→ What the task asks: Lines in the records below that contain the word "JSON" must each be copied.

→ Data for the task:
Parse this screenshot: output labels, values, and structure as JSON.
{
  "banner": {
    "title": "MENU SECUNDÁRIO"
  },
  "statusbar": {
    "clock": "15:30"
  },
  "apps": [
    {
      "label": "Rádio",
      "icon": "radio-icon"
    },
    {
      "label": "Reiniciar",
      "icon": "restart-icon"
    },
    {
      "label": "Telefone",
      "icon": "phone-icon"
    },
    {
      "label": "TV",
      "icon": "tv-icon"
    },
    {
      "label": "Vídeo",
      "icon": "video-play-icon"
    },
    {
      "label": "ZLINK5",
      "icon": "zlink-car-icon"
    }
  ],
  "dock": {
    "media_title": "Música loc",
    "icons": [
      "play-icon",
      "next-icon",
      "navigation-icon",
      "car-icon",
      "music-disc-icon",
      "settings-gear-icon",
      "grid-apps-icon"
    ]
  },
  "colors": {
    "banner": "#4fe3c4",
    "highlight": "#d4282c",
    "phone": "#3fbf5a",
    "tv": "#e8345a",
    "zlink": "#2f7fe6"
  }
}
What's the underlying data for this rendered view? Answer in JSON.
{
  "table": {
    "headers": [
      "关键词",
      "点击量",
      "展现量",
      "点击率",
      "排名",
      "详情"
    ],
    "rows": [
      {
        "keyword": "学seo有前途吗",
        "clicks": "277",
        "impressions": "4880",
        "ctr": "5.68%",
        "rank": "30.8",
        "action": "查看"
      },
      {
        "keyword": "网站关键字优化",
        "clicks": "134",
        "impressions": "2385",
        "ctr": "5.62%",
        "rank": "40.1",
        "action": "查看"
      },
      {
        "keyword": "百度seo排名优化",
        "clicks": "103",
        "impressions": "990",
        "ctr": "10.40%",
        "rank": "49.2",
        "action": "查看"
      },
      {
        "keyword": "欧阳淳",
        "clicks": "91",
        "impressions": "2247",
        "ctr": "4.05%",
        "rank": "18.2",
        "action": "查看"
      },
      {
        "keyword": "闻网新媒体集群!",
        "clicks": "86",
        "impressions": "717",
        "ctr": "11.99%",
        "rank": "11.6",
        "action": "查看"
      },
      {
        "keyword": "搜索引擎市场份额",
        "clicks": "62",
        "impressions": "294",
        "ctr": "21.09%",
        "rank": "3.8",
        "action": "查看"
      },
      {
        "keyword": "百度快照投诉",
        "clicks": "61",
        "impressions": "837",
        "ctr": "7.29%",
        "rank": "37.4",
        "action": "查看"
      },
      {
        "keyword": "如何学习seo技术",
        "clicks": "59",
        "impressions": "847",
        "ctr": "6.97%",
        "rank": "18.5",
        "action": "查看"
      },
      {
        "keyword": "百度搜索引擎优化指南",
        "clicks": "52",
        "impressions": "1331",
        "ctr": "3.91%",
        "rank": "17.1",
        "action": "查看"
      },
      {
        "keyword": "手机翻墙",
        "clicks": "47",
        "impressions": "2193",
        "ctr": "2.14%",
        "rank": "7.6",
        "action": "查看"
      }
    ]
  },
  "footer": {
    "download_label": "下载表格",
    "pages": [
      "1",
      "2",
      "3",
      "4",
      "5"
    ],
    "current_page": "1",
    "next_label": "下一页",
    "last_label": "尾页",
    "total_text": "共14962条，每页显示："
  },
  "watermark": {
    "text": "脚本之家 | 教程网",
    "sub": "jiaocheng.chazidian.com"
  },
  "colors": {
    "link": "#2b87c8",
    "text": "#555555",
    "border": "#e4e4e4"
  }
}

→ Answer section:
Parse this screenshot: output labels, values, and structure as JSON.
What's the underlying data for this rendered view? Answer in JSON.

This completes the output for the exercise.